"Though Mick plays the central role in the text, in many ways it is the city that is the most interesting character. Through the language and various references, Nixon goes out of his way to offer as much immersion into Montreal of the 1920s as he can...it allows the city to come to life, in all its gruesome glory." (BC Bookworld 2011-04-12)
"Nixon evokes a jazz-era Montreal to effect, but injects the scenes with the sinister. Caught in the murky territory of gangsters and prostitutes, this Jekyll-Hyde tale for the rum-running set is murky with guns, government corruption, drug money and self-justifications for thievery and murder...Nixon manages to provide a portrait of an emerging nation in this dark yarn, politicizing his gangster tale with a conception of a budding nation on the cusp of its own identity crisis, 'the fair-haired child of the Empire' who flirts with the evil underbelly of civilization. " (Telegraph-Journal 2011-04-23)
"The Man Who Killed is a rip-roaring, page-turning thriller with characters who will first charm and then terrify you, a noir setting that is vividly and realistically depicted, and a story that gallops along to its inevitable but still powerful climax without ever pausing to take a breath...Just be warned: once you begin reading, don't plan on going anywhere until you're done -- you'd need to be Houdini to escape this story's grasp." (Vancouver Sun 2011-04-23)
"The Man Who Killed is an unqualified showstopper of a first novel. It's hard to imagine a more visceral evocation of time and place than the grim and grimy Gomorrah of the North that Nixon meticulously conjures into a blood-and-bone character out of Prohibition-era Montreal...A seething neo-noir tale of booze-running, murder, betrayal and knuckle-bruising politics." (Winnipeg Free Press 2011-05-14)
"The Man Who Killed is a terrific noir novel...Nixon, a former actor, painter, salesman and electrician, has a great eye for period detail and a solid grasp of the nuances of noir. This is a great weekend escape novel." (Globe & Mail 2011-05-26)
"There's Houdini, and the King-Byng, and boozejackings, unfolding through a most inviting narrative haze. The novel remains artificial, a guilty, playful treat, but Nixon has well-tuned comic ear and generic stamina, and The Man Who Killed is enough to make us look forward to his next." (Rover: Montreal Arts Uncovered 2011-07-24)
"A stylish riff on sophisticated film noir posters of the early 1940's...It is an impressive feat to get a largely balck-and-white cover approved in a time when the refrain most often heard is, 'More colour, please!'"(Quill & Quire 2011-12-01)
Fraser Nixon was born on the West Coast and has lived in Montreal, Toronto, Paris and Vancouver.
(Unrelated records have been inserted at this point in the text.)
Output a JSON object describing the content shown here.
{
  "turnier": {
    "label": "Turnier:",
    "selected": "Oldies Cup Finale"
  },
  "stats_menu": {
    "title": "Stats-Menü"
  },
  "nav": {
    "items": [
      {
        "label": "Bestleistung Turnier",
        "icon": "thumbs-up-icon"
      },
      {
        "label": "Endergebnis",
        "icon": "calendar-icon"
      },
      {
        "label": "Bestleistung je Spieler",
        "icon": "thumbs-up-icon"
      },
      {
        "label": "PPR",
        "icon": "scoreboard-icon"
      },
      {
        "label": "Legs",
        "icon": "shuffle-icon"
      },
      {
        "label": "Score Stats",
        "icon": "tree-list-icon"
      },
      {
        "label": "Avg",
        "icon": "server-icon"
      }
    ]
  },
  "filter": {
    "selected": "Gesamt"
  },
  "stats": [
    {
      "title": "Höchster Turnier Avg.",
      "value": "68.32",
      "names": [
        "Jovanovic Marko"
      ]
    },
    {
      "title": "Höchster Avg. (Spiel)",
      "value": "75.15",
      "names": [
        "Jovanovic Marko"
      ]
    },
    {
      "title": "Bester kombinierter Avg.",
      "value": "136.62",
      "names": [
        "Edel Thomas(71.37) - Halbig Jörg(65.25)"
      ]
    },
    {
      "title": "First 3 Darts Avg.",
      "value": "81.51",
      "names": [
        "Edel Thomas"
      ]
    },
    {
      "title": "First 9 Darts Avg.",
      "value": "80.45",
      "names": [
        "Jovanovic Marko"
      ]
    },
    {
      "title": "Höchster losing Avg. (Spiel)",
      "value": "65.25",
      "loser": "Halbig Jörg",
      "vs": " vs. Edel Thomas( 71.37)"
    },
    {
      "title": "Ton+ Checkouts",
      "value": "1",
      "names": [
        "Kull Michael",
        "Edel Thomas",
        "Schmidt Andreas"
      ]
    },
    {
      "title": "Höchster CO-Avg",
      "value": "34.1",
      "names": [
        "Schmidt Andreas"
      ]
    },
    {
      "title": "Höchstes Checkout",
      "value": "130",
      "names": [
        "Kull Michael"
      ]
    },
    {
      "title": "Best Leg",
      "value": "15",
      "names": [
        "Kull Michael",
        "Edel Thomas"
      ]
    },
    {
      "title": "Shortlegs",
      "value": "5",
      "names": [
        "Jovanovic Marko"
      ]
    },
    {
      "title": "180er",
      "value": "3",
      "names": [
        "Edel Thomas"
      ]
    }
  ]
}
By turns an actor, painter, electrical apprentice and hotel night manager, he has worked as a salesman of newspaper advertising, ice cream, opera tickets and men's casual slacks. The Man Who Killed is his first novel.